How the Inquiry coaxed Trichet into 'appearing'
Jean-Claude Trichet is about the world's least likely household name.
The former European Central Bank (ECB) president is well known though, and closely associated in the public mind with some of the worst episodes in recent Irish history - from the bailout to the failure to allow losses in the banks to fall on private investors.
His lukewarm response to a request to appear before the Banking Inquiry hasn't helped.
The Oireachtas probe has no powers to compel the former ECB chief, so it has had to play an elaborate game of footsie with him to even convince him to tell his side of the story. All other witnesses so far have appeared before the inquiry in formal sessions at Leinster House.
But Mr Trichet wasn't prepared to accept that, and unlike other witnesses he was sent his questions in advance. At one point, it looked like he might not come at all.
Progress was eventually made when Taoiseach Enda Kenny dealt directly with current ECB boss Mario Draghi and a process was put in train to bring Mr Trichet to Dublin, where he is officially attending a speaking engagement at the Institute of International and European Affairs that the Banking Inquiry team has trooped out to.
So why the elaborate drama?
From the committee's point of view, Mr Trichet is a catch. He's the most high-profile individual to be questioned by the probe to date, especially after former IMF top official Ajai Chopra described the contents of the former ECB boss's letter to the late Brian Lenihan in advance of Ireland's entry into the bailout programme as an "outrageous overreach" of the bank's mandate.

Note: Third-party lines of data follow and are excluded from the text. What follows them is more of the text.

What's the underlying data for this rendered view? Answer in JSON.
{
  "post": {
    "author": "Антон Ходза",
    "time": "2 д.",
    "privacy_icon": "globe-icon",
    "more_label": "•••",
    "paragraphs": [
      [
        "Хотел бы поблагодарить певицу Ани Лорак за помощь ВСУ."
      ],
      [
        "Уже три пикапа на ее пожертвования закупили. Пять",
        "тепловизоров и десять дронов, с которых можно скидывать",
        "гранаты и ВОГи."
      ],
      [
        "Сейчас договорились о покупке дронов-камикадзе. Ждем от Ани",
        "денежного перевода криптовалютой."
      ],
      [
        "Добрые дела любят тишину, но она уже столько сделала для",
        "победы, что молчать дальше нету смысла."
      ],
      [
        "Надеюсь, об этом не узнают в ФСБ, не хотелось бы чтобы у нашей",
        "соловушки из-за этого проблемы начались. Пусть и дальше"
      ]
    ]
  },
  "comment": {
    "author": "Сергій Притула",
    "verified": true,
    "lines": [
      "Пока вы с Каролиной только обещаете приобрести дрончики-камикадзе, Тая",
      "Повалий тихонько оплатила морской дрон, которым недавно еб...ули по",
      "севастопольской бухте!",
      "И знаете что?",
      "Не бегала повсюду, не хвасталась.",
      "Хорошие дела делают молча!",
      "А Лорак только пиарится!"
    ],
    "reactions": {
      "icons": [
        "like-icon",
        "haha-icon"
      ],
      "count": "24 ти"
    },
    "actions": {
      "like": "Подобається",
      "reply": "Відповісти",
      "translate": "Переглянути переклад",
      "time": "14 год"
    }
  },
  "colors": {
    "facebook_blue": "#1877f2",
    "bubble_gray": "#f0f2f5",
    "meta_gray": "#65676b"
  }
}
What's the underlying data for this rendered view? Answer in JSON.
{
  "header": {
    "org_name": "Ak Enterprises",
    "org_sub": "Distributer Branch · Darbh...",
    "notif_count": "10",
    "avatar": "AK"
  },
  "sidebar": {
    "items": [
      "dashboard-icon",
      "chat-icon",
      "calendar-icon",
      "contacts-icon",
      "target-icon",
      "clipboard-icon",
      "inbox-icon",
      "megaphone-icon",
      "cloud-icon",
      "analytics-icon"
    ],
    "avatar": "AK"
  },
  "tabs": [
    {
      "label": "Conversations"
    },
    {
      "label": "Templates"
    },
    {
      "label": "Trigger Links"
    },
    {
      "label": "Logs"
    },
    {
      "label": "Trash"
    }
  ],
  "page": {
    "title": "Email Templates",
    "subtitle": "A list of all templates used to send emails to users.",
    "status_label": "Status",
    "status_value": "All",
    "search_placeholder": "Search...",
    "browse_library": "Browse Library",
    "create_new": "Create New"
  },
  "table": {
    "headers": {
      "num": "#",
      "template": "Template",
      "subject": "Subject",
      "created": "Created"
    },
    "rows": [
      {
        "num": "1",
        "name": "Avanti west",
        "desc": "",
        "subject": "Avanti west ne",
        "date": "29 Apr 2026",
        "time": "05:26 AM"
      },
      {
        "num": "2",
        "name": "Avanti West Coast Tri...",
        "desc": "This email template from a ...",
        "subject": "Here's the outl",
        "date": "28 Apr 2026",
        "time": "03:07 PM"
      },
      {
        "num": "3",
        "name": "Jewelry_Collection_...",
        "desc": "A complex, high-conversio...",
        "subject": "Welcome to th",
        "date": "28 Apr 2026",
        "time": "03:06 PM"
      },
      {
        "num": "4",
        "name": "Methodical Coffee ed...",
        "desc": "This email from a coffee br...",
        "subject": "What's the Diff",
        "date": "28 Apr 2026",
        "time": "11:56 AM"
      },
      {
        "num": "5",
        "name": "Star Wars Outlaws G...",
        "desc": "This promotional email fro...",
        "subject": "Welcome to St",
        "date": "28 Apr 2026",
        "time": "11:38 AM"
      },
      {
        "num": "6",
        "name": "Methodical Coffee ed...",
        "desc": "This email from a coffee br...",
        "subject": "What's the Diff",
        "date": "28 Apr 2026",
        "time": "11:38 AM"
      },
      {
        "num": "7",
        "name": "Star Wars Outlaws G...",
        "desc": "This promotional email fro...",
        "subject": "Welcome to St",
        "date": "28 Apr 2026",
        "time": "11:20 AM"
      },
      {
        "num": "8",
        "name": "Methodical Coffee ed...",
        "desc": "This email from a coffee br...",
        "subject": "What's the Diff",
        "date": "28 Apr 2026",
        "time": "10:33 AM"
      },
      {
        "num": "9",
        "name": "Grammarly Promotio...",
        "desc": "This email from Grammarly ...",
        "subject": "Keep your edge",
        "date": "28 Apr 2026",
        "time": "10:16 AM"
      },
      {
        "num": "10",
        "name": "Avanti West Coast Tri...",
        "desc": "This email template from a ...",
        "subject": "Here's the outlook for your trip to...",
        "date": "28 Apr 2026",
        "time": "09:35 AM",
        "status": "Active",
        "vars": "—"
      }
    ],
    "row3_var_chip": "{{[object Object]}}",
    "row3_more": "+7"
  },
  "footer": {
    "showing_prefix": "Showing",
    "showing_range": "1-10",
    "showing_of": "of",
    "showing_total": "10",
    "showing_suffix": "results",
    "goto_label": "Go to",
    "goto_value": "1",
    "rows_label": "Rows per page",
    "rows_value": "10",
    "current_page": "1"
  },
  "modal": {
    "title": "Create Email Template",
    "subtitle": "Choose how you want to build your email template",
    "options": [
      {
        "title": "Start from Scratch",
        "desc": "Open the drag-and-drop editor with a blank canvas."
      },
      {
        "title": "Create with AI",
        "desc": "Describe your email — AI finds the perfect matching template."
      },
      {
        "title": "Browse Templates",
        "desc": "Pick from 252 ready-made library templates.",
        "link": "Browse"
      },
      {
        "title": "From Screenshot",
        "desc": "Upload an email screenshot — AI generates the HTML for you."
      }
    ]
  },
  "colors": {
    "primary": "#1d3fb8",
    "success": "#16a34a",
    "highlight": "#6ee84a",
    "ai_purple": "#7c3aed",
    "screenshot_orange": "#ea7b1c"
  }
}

Now identified very much with the events of the euro crisis, Mr Trichet is an unlikely central banker.
Born in Lyon, in December, 1942, Jean-Claude Anne Marie Louis Trichet originally studied mine engineering and worked in a coal mine during a school break, at a time when he was involved in Socialist Party politics.
His career path saw him move from the Ecole Nationale d'Administration, a breeding ground for French government officials, to a career at the French Treasury and eventually, in 2003, the ECB.
His leadership of the ECB during the financial crisis has been criticised, though he has argued that he foresaw the crisis as early as 2005.